| Exercise objective |
Reproduce the entries below in full and without error.
Data supplied section start
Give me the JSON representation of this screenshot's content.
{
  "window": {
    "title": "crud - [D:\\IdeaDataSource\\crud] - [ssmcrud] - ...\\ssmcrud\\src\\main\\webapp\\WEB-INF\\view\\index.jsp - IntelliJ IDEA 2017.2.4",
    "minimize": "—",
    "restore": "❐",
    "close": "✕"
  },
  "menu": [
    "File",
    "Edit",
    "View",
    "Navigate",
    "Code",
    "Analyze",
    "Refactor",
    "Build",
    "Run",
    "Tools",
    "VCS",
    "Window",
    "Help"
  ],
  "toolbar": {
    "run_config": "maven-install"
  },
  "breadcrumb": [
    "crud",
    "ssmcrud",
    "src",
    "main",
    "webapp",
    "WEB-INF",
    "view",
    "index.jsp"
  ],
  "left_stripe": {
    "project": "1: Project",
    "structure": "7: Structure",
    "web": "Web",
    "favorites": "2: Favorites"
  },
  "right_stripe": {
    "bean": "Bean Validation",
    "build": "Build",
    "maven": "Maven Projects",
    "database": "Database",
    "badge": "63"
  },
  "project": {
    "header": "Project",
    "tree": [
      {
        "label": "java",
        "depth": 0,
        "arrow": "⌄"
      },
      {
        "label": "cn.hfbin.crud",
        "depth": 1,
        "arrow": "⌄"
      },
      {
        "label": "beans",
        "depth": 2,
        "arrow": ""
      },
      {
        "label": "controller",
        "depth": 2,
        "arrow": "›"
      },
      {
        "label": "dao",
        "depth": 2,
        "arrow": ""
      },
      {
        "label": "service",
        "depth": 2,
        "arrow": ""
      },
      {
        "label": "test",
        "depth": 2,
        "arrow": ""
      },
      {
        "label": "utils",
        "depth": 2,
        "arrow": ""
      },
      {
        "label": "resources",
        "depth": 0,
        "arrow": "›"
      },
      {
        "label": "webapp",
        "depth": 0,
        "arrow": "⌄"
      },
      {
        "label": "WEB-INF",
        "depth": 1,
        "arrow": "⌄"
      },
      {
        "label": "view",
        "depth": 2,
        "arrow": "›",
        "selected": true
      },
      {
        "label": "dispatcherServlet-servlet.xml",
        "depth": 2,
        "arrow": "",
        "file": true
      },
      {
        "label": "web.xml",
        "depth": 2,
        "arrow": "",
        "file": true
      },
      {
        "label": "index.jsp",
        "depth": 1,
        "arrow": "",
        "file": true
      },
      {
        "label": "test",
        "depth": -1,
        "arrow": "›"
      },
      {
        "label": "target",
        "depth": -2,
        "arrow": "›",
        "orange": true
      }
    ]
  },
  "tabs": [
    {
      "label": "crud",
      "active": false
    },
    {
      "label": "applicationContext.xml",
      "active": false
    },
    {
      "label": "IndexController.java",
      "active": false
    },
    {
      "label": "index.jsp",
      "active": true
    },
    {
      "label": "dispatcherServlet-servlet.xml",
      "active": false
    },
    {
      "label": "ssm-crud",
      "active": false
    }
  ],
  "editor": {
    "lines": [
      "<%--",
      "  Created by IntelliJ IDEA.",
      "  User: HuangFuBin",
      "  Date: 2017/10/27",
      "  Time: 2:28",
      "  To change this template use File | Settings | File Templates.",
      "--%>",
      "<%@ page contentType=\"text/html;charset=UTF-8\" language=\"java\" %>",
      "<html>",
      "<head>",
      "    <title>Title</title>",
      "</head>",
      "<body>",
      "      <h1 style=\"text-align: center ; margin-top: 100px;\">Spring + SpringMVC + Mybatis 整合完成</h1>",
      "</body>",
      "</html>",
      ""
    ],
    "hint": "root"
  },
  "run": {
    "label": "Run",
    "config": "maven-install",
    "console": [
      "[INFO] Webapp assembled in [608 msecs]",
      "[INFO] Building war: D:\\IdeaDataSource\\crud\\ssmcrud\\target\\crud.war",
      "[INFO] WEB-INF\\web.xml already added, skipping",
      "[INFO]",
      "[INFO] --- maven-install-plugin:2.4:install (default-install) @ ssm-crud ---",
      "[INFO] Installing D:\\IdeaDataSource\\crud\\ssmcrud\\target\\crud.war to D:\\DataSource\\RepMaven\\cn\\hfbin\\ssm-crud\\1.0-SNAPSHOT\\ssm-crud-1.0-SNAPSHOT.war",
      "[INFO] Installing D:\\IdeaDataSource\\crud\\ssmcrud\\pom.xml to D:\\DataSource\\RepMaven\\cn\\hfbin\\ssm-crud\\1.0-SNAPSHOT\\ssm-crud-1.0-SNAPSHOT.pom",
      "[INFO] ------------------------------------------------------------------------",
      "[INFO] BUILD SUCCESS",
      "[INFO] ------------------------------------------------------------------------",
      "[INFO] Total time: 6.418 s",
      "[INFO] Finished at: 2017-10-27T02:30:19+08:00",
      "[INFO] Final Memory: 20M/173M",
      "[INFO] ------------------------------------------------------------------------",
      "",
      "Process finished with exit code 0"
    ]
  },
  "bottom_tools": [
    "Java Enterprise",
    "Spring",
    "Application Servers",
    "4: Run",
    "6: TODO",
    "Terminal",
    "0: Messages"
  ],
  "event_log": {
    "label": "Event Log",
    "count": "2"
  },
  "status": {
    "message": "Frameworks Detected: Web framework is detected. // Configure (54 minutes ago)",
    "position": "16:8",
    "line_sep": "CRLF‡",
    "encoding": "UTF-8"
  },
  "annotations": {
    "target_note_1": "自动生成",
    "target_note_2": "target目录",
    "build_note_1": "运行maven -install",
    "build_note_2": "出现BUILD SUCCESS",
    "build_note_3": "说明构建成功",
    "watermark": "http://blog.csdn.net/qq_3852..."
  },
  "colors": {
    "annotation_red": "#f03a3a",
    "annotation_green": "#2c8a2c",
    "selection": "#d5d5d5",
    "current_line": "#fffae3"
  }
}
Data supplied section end
| Response |
Give me the JSON representation of this screenshot's content.
{
  "window": {
    "title": "crud - [D:\\IdeaDataSource\\crud] - [ssmcrud] - ...\\ssmcrud\\src\\main\\webapp\\WEB-INF\\view\\index.jsp - IntelliJ IDEA 2017.2.4",
    "minimize": "—",
    "restore": "❐",
    "close": "✕"
  },
  "menu": [
    "File",
    "Edit",
    "View",
    "Navigate",
    "Code",
    "Analyze",
    "Refactor",
    "Build",
    "Run",
    "Tools",
    "VCS",
    "Window",
    "Help"
  ],
  "toolbar": {
    "run_config": "maven-install"
  },
  "breadcrumb": [
    "crud",
    "ssmcrud",
    "src",
    "main",
    "webapp",
    "WEB-INF",
    "view",
    "index.jsp"
  ],
  "left_stripe": {
    "project": "1: Project",
    "structure": "7: Structure",
    "web": "Web",
    "favorites": "2: Favorites"
  },
  "right_stripe": {
    "bean": "Bean Validation",
    "build": "Build",
    "maven": "Maven Projects",
    "database": "Database",
    "badge": "63"
  },
  "project": {
    "header": "Project",
    "tree": [
      {
        "label": "java",
        "depth": 0,
        "arrow": "⌄"
      },
      {
        "label": "cn.hfbin.crud",
        "depth": 1,
        "arrow": "⌄"
      },
      {
        "label": "beans",
        "depth": 2,
        "arrow": ""
      },
      {
        "label": "controller",
        "depth": 2,
        "arrow": "›"
      },
      {
        "label": "dao",
        "depth": 2,
        "arrow": ""
      },
      {
        "label": "service",
        "depth": 2,
        "arrow": ""
      },
      {
        "label": "test",
        "depth": 2,
        "arrow": ""
      },
      {
        "label": "utils",
        "depth": 2,
        "arrow": ""
      },
      {
        "label": "resources",
        "depth": 0,
        "arrow": "›"
      },
      {
        "label": "webapp",
        "depth": 0,
        "arrow": "⌄"
      },
      {
        "label": "WEB-INF",
        "depth": 1,
        "arrow": "⌄"
      },
      {
        "label": "view",
        "depth": 2,
        "arrow": "›",
        "selected": true
      },
      {
        "label": "dispatcherServlet-servlet.xml",
        "depth": 2,
        "arrow": "",
        "file": true
      },
      {
        "label": "web.xml",
        "depth": 2,
        "arrow": "",
        "file": true
      },
      {
        "label": "index.jsp",
        "depth": 1,
        "arrow": "",
        "file": true
      },
      {
        "label": "test",
        "depth": -1,
        "arrow": "›"
      },
      {
        "label": "target",
        "depth": -2,
        "arrow": "›",
        "orange": true
      }
    ]
  },
  "tabs": [
    {
      "label": "crud",
      "active": false
    },
    {
      "label": "applicationContext.xml",
      "active": false
    },
    {
      "label": "IndexController.java",
      "active": false
    },
    {
      "label": "index.jsp",
      "active": true
    },
    {
      "label": "dispatcherServlet-servlet.xml",
      "active": false
    },
    {
      "label": "ssm-crud",
      "active": false
    }
  ],
  "editor": {
    "lines": [
      "<%--",
      "  Created by IntelliJ IDEA.",
      "  User: HuangFuBin",
      "  Date: 2017/10/27",
      "  Time: 2:28",
      "  To change this template use File | Settings | File Templates.",
      "--%>",
      "<%@ page contentType=\"text/html;charset=UTF-8\" language=\"java\" %>",
      "<html>",
      "<head>",
      "    <title>Title</title>",
      "</head>",
      "<body>",
      "      <h1 style=\"text-align: center ; margin-top: 100px;\">Spring + SpringMVC + Mybatis 整合完成</h1>",
      "</body>",
      "</html>",
      ""
    ],
    "hint": "root"
  },
  "run": {
    "label": "Run",
    "config": "maven-install",
    "console": [
      "[INFO] Webapp assembled in [608 msecs]",
      "[INFO] Building war: D:\\IdeaDataSource\\crud\\ssmcrud\\target\\crud.war",
      "[INFO] WEB-INF\\web.xml already added, skipping",
      "[INFO]",
      "[INFO] --- maven-install-plugin:2.4:install (default-install) @ ssm-crud ---",
      "[INFO] Installing D:\\IdeaDataSource\\crud\\ssmcrud\\target\\crud.war to D:\\DataSource\\RepMaven\\cn\\hfbin\\ssm-crud\\1.0-SNAPSHOT\\ssm-crud-1.0-SNAPSHOT.war",
      "[INFO] Installing D:\\IdeaDataSource\\crud\\ssmcrud\\pom.xml to D:\\DataSource\\RepMaven\\cn\\hfbin\\ssm-crud\\1.0-SNAPSHOT\\ssm-crud-1.0-SNAPSHOT.pom",
      "[INFO] ------------------------------------------------------------------------",
      "[INFO] BUILD SUCCESS",
      "[INFO] ------------------------------------------------------------------------",
      "[INFO] Total time: 6.418 s",
      "[INFO] Finished at: 2017-10-27T02:30:19+08:00",
      "[INFO] Final Memory: 20M/173M",
      "[INFO] ------------------------------------------------------------------------",
      "",
      "Process finished with exit code 0"
    ]
  },
  "bottom_tools": [
    "Java Enterprise",
    "Spring",
    "Application Servers",
    "4: Run",
    "6: TODO",
    "Terminal",
    "0: Messages"
  ],
  "event_log": {
    "label": "Event Log",
    "count": "2"
  },
  "status": {
    "message": "Frameworks Detected: Web framework is detected. // Configure (54 minutes ago)",
    "position": "16:8",
    "line_sep": "CRLF‡",
    "encoding": "UTF-8"
  },
  "annotations": {
    "target_note_1": "自动生成",
    "target_note_2": "target目录",
    "build_note_1": "运行maven -install",
    "build_note_2": "出现BUILD SUCCESS",
    "build_note_3": "说明构建成功",
    "watermark": "http://blog.csdn.net/qq_3852..."
  },
  "colors": {
    "annotation_red": "#f03a3a",
    "annotation_green": "#2c8a2c",
    "selection": "#d5d5d5",
    "current_line": "#fffae3"
  }
}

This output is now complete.